Statistics Canada estimates growers will produce 575,800 tonnes of the oilseed, which is 39 percent smaller than last year’s crop.
It is only slightly larger than the crops were in the three years after Canada lost the European market in 2009 because of the discovery of trace amounts of a genetically modified flax variety in overseas shipments.
Flax production started to recover in 2013 and climbed to 942,300 tonnes in 2015 before plummeting this year.
Farmers in the Regina Plains area cut back on flax acres this spring in favour of high-priced peas and lentils.
Chuck Penner, analyst with LeftField Commodity Research, has no problem with Statistics Canada’s production number.
“That’s actually exactly what I had estimated, so more luck than brains, but I’ll take it,” he said.
Penner believes some farmers are going to be fooled into thinking prices are going to be on the rise because of the 39 percent year-on-year decline in production.
“They’re more bullish than what the market warrants,” he said.
“Supplies haven’t dropped as sharply as the production would lead you to believe.”
That’s because growers are still hording a sizeable amount of last year’s production. Penner estimates there were 300,000 tonnes of carryout as of July 31, although some of it is of poor quality.
He believes supplies will be adequate to cover the anticipated 2016-17 demand.
“For the next year we should have enough, but we’re also looking at probably a record crop from the Black Sea, too,” said Penner.
He anticipates about 1.15 million tonnes of production out of Russia, Ukraine and Kazakhstan, which would be double the size of Canada’s crop.
“It’s no longer just Canada that drives the flax market, so that’s an important consideration,” said Penner.
Neil Townsend, senior market analyst with FarmLink Marketing Solutions, agreed with Penner that total supply is going to be down but not nearly as much as production is falling.
Buyers will chew their way through ample nearby supplies before things get tight with flax supplies.
“Our strategy on the flax market is very second half weighted,” said Townsend.

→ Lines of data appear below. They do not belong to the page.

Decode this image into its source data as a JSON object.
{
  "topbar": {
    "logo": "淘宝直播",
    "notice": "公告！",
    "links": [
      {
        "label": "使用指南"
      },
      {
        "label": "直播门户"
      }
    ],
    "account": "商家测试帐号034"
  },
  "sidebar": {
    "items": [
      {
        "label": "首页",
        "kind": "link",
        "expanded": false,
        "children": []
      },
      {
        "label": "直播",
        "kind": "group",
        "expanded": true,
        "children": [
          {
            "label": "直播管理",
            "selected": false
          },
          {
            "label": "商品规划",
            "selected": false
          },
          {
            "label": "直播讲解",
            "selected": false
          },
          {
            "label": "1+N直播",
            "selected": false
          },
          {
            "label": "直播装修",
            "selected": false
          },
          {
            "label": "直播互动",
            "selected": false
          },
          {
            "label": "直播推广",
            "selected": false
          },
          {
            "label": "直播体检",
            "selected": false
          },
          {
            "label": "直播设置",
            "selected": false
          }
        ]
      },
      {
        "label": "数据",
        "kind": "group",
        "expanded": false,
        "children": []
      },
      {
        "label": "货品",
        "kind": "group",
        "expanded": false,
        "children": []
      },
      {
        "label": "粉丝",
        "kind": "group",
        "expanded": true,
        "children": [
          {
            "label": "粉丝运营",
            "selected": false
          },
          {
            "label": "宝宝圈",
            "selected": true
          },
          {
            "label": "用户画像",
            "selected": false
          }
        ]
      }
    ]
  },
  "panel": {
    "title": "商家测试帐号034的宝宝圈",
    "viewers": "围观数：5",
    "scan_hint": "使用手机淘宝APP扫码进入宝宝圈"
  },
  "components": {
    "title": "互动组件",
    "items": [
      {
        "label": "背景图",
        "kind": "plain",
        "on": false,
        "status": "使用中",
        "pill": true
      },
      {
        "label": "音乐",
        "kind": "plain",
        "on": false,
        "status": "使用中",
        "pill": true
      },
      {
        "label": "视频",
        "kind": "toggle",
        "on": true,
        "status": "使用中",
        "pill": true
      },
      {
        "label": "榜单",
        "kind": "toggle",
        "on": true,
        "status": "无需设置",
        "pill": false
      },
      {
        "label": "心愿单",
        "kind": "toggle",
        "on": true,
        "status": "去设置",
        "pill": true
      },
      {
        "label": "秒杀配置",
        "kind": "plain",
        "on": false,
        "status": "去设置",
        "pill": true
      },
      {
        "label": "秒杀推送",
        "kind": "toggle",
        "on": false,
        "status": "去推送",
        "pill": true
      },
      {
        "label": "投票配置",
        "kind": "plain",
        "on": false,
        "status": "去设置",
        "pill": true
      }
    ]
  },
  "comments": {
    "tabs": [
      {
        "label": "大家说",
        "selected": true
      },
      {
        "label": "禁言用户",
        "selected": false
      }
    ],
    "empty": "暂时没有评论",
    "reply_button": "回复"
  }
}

“We’re saying market 70 percent of the crop after February.”
It would take a strong European export program for flax to go on a bull run, but that is unlikely given the size of the big Black Sea crop.
“That doesn’t seem to be in the cards because of competition,” said Townsend.
As a result, there will be plenty of global supply to meet what is expected to be ho-hum demand.
Penner anticipated 300,000 to 350,000 tonnes of demand from China, which bought 334,470 tonnes of Canadian flax through the first 11 months of last crop year.
Sales to the United States have slumped because of last year’s big crop. The U.S. bought 87,144 tonnes through the first 11 months of 2015-16, which is well down from the same period last year and the year before that.
U.S. flax plantings dropped this spring to 333,000 acres, down from 456,000 acres, but there is sizeable carryout from last year.
“I think we’ll see a recovery in U.S. demand but not back to the days when they were buying 200,000 tonnes,” said Penner.
Flax bids are in the $11 to $11.50 per bushel range. Penner expects prices to dip following harvest and then recover and stay relatively flat for the remainder of the year.